*TASK REQUIREMENTS*
Pull each line containing "Hotpot" out of the data and copy it.

*RECORDS FOR THIS EXERCISE*
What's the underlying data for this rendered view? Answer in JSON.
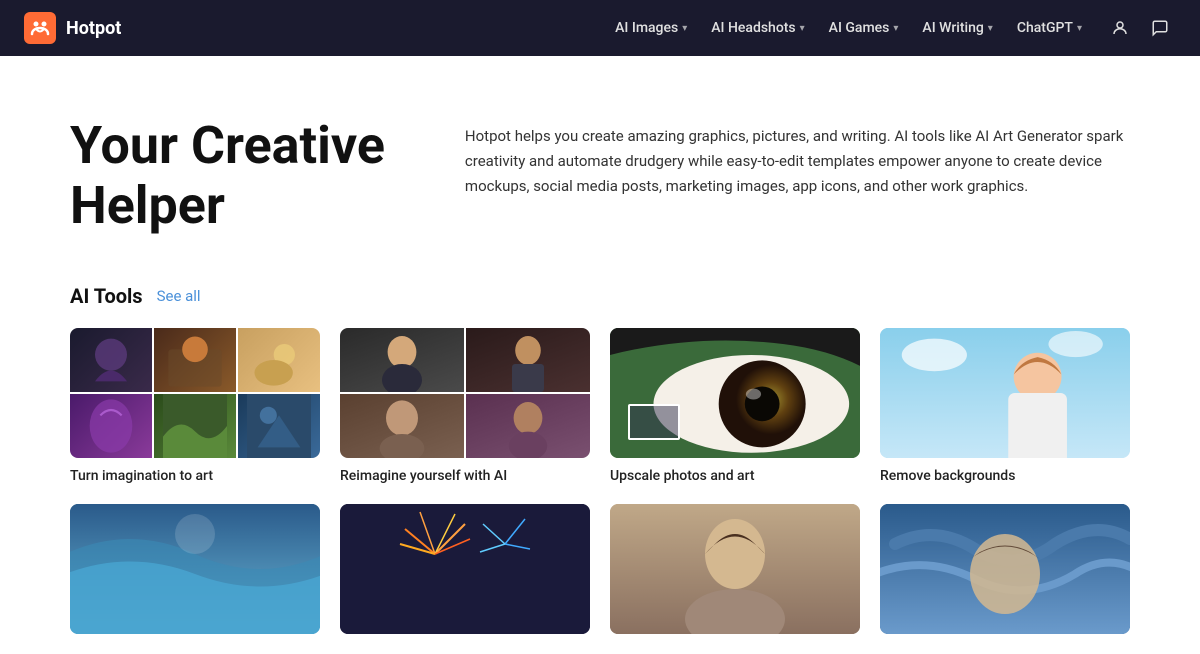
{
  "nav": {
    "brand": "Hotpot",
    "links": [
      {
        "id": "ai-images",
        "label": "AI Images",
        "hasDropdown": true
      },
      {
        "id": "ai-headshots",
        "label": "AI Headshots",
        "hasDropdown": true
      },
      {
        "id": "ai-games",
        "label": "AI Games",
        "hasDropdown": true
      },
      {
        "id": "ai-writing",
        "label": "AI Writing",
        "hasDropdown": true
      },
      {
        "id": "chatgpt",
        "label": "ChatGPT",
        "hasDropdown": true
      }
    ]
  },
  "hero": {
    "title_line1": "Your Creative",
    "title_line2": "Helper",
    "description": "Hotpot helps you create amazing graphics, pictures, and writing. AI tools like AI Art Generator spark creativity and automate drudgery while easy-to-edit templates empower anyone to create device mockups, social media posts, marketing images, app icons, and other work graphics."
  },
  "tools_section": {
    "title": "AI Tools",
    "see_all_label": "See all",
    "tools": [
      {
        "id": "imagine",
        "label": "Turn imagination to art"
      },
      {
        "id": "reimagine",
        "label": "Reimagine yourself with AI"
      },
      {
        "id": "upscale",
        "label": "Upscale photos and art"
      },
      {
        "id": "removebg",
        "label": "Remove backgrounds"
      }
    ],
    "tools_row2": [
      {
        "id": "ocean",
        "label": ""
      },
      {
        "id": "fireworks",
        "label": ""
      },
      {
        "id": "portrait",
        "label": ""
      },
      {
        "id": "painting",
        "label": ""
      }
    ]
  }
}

*REPLY*
    "brand": "Hotpot",
    "description": "Hotpot helps you create amazing graphics, pictures, and writing. AI tools like AI Art Generator spark creativity and automate drudgery while easy-to-edit templates empower anyone to create device mockups, social media posts, marketing images, app icons, and other work graphics."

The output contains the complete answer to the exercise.